Directions for this task: Each line of the data below containing "JSON" needs to be listed.

Data about app and page elements:

"""

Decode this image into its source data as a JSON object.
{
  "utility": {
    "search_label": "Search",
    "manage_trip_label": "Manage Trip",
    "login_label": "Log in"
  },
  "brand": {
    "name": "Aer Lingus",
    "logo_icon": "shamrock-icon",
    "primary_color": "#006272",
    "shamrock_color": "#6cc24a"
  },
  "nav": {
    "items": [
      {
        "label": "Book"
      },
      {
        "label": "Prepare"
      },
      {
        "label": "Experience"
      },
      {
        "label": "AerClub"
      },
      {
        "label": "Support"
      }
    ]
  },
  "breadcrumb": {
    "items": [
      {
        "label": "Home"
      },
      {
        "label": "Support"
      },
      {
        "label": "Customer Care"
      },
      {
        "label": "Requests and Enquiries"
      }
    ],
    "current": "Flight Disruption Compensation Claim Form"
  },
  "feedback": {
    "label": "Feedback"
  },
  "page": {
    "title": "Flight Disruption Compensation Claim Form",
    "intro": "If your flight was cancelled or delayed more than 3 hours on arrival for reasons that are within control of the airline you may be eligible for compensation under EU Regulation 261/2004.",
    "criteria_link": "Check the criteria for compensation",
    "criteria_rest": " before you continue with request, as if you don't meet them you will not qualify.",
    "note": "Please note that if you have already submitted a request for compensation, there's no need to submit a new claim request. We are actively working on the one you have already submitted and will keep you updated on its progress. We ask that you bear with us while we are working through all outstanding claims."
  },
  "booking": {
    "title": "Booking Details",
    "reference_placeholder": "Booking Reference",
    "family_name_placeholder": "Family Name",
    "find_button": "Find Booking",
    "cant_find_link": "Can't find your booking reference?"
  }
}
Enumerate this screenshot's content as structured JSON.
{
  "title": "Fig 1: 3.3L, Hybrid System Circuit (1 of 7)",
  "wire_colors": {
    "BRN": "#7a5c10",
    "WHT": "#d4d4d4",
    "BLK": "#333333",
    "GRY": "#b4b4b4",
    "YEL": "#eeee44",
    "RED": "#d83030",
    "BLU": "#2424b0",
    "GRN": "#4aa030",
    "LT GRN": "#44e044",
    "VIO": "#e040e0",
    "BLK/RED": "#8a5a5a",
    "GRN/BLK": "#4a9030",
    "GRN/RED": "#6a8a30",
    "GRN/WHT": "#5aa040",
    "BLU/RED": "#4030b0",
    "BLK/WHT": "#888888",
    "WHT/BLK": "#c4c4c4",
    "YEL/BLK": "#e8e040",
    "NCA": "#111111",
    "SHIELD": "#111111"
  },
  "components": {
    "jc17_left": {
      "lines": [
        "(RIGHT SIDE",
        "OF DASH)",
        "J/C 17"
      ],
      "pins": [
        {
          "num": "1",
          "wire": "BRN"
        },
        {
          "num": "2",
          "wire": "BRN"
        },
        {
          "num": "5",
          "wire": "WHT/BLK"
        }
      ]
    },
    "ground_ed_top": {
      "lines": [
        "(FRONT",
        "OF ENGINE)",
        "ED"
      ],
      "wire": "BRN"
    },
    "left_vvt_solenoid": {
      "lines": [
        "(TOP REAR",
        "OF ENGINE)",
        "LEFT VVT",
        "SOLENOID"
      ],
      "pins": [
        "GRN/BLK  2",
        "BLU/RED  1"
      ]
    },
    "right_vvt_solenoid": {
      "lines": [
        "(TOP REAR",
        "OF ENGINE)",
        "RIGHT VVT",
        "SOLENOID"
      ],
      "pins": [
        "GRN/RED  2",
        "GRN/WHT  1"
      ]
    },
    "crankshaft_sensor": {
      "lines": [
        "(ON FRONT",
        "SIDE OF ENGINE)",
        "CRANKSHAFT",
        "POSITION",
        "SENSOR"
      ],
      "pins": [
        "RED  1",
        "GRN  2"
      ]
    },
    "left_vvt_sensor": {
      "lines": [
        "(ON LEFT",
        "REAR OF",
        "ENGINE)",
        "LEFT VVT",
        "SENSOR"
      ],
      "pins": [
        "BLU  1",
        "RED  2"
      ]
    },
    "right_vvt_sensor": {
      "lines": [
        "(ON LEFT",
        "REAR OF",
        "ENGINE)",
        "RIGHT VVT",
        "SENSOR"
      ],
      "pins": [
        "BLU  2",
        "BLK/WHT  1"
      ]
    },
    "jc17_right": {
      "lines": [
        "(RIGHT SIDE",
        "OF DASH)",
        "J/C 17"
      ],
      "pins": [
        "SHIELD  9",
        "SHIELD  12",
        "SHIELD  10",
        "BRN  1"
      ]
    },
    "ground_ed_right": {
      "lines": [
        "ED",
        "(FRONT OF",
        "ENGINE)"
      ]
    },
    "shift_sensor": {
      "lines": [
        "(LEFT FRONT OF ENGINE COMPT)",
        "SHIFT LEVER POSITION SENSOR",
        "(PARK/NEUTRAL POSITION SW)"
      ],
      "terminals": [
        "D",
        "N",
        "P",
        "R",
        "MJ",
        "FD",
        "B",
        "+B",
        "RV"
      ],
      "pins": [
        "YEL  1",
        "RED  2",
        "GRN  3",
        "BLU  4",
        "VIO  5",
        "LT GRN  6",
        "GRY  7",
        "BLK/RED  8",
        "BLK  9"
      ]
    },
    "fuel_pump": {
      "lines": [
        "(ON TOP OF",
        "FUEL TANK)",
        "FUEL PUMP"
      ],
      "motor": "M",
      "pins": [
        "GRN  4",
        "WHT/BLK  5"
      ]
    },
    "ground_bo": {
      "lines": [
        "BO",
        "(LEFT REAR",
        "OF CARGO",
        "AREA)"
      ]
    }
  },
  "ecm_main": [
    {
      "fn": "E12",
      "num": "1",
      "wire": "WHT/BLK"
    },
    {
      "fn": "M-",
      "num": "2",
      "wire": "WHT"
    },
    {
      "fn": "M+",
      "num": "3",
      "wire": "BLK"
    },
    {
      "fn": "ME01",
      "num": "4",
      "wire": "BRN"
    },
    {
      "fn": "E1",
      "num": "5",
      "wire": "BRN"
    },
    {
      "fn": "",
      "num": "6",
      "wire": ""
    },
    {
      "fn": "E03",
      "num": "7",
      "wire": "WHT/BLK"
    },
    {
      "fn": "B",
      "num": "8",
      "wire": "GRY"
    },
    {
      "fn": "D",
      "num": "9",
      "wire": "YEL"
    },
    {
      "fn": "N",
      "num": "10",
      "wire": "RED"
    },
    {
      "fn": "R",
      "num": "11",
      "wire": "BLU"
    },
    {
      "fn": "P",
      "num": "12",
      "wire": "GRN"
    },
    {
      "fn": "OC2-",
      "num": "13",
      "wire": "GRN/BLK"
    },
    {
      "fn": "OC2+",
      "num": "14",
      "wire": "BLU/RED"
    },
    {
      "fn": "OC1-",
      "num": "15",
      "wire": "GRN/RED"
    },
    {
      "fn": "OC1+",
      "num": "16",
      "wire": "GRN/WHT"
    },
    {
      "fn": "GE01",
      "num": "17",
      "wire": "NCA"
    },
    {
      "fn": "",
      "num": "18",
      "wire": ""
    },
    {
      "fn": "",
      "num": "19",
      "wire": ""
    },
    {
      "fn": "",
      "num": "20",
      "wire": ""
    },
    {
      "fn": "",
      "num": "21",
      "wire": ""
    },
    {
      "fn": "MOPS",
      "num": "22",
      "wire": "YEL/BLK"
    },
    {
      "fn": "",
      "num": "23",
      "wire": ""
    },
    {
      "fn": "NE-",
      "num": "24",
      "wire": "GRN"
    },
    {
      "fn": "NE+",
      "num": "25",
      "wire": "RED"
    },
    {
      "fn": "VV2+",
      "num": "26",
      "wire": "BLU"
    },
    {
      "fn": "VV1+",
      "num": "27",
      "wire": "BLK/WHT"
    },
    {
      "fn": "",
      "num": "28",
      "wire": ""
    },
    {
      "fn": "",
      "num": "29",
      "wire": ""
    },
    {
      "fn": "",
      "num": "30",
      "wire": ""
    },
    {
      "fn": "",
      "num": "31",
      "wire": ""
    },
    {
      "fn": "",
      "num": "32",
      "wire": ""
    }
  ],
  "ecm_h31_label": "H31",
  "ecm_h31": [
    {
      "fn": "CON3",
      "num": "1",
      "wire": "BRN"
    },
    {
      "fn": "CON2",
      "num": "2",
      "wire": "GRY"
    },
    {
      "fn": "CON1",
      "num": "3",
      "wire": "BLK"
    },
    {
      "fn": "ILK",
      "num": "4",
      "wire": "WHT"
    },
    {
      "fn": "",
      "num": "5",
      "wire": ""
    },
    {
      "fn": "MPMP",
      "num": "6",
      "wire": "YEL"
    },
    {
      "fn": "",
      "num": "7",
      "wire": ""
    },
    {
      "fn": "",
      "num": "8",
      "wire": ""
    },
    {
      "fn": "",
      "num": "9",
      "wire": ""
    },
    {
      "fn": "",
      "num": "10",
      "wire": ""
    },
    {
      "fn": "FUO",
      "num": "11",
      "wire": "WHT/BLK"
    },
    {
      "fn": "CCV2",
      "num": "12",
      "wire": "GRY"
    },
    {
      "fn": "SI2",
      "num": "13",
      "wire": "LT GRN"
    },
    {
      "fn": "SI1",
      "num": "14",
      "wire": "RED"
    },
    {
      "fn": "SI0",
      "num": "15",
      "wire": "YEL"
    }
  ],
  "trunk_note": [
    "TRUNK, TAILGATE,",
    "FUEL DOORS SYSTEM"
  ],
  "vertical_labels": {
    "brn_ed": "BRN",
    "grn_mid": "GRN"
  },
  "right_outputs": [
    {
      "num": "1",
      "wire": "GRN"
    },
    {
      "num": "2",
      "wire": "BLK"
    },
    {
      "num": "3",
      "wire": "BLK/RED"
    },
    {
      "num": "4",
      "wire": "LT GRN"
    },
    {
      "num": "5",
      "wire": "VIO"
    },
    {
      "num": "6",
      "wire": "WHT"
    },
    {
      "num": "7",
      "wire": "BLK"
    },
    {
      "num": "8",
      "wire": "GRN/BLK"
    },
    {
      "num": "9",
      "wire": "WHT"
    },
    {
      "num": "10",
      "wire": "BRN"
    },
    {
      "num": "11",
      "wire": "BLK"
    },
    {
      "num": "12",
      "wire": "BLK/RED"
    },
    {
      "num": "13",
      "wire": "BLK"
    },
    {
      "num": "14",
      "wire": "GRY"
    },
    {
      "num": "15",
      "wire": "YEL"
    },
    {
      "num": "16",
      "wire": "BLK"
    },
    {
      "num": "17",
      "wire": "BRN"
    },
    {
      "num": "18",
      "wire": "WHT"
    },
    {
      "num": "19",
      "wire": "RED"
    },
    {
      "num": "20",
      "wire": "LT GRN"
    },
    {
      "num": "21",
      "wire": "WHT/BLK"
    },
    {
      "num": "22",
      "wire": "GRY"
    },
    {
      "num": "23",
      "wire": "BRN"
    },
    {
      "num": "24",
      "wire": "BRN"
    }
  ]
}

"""

Reply to the exercise:
Decode this image into its source data as a JSON object.
Enumerate this screenshot's content as structured JSON.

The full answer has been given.